Early on in the show, the Super Readers were prone to making mistakes while performing their powers. But as the series goes on, they typically go for the right answer immediately. This may be done for saving time for the show (and the later addition of Woofster) but perhaps the Super Readers are getting more experienced in using their abilities. They are kids after all.
So you got a bunch of heroes who can traverse fictional universes with ease and alter a story by replacing and changing words in the story's text. Seems normal, except when you consider this: You have a group of individuals who can travel to any fictional universe and permanently alter the rules, laws, events, continuity, objects, and characters of its reality by changing the very text its based upon! How does it feel to know that the most powerful character in all of fiction might not be an Infinity-Gauntlet wearing Thanos or a sun-charged Superman Prime, but a little kid on a show for elementary schoolers?
Why don't the characters just use their powers to fix the problem from the beginning?
Perhaps the powers only work in the books?
Because Storybook Village is sort of a "hub" so to speak, for literature, sort of like Game Central Station in Wreck-It Ralph is a hub for video games. Storybook Village is supposed to be a "safe zone" for literary characters, a place where everyone can relax and live comfortably without their own stories interfering with their free will. It's probably a rule that all Reality Warper characters, such as Super Why, should avoid using their own powers, lest the "safe zone" become unsafe.

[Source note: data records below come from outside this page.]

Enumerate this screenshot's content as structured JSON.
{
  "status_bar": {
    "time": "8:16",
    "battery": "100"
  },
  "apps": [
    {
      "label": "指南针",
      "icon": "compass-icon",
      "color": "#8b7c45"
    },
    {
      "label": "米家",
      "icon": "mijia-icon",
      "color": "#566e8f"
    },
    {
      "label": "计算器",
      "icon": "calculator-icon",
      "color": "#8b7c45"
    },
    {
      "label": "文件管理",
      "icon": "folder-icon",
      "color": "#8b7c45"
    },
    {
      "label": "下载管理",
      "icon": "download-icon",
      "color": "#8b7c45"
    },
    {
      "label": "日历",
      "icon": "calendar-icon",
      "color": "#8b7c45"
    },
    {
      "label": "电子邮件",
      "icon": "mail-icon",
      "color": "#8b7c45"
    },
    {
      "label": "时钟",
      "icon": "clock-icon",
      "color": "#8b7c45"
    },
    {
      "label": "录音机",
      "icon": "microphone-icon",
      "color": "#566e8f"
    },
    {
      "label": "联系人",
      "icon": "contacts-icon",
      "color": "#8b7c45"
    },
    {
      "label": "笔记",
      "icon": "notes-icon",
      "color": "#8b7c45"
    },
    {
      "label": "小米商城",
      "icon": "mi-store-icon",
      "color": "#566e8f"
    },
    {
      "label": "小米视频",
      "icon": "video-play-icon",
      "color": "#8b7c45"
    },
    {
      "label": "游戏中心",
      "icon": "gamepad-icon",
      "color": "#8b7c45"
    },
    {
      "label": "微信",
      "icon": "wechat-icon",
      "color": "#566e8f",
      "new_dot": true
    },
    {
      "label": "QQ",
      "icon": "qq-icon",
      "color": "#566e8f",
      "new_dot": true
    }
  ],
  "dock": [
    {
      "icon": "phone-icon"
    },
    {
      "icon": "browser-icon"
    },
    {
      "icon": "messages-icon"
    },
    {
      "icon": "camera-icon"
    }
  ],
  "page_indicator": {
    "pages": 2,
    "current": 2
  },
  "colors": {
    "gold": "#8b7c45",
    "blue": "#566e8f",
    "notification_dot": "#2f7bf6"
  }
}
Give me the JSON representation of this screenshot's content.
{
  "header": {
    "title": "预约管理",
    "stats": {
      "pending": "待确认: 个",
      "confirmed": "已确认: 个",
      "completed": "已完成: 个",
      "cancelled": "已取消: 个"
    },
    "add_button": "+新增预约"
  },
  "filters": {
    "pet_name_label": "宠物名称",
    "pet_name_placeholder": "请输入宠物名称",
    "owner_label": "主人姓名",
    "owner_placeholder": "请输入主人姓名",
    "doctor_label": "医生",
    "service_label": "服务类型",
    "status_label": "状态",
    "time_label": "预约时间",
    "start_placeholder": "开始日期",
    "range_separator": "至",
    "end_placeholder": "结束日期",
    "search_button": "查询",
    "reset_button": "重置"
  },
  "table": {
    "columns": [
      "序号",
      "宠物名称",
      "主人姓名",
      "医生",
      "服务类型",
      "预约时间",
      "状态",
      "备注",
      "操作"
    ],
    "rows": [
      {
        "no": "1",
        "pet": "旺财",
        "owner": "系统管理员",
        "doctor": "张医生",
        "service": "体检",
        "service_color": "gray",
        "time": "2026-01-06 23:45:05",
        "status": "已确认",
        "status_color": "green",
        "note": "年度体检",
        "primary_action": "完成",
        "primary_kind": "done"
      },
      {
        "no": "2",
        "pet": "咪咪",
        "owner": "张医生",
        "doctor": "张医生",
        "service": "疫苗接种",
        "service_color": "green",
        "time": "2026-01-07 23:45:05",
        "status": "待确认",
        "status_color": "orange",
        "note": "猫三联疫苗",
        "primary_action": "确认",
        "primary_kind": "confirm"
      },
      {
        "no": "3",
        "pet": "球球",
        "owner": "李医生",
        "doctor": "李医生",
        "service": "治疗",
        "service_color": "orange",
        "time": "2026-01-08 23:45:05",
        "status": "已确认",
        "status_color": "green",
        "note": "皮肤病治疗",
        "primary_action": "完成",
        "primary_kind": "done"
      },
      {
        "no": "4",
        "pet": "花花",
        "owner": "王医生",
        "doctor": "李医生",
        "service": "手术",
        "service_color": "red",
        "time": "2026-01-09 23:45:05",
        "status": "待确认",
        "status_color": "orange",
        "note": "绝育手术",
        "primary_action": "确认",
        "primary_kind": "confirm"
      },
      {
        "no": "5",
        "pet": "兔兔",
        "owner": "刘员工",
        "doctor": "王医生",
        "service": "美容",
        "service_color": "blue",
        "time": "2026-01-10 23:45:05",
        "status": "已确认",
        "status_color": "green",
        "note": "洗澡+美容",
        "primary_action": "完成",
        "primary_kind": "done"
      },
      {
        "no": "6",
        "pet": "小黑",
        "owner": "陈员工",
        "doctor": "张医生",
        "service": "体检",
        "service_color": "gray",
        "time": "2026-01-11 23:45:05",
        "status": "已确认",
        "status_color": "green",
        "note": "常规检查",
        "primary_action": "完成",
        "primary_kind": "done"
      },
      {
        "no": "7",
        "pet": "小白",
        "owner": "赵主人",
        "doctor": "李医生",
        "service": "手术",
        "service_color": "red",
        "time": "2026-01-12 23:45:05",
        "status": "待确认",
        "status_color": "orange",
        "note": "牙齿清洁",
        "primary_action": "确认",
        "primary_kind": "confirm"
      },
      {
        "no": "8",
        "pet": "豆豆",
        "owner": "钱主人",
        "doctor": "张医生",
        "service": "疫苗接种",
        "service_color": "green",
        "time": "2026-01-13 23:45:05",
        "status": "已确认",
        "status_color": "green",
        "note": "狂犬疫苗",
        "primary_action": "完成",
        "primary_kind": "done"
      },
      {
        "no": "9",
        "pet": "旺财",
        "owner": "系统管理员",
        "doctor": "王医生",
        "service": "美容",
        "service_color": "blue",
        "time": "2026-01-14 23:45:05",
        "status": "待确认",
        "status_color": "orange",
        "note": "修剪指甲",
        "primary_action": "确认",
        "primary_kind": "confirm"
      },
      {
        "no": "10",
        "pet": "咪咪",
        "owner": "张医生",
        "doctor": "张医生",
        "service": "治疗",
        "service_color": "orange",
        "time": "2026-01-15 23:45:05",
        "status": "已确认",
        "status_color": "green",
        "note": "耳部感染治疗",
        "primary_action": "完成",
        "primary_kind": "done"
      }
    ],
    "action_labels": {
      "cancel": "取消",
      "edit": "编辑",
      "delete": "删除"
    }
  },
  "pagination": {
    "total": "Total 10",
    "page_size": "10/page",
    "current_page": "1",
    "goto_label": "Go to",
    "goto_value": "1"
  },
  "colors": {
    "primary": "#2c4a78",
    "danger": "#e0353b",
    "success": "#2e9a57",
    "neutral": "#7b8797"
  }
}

Or even better. Super Why's power is the power to read and change words to solve problems. If Storybook Village is a free-will safe zone with no author, then that means there are no words to read and change.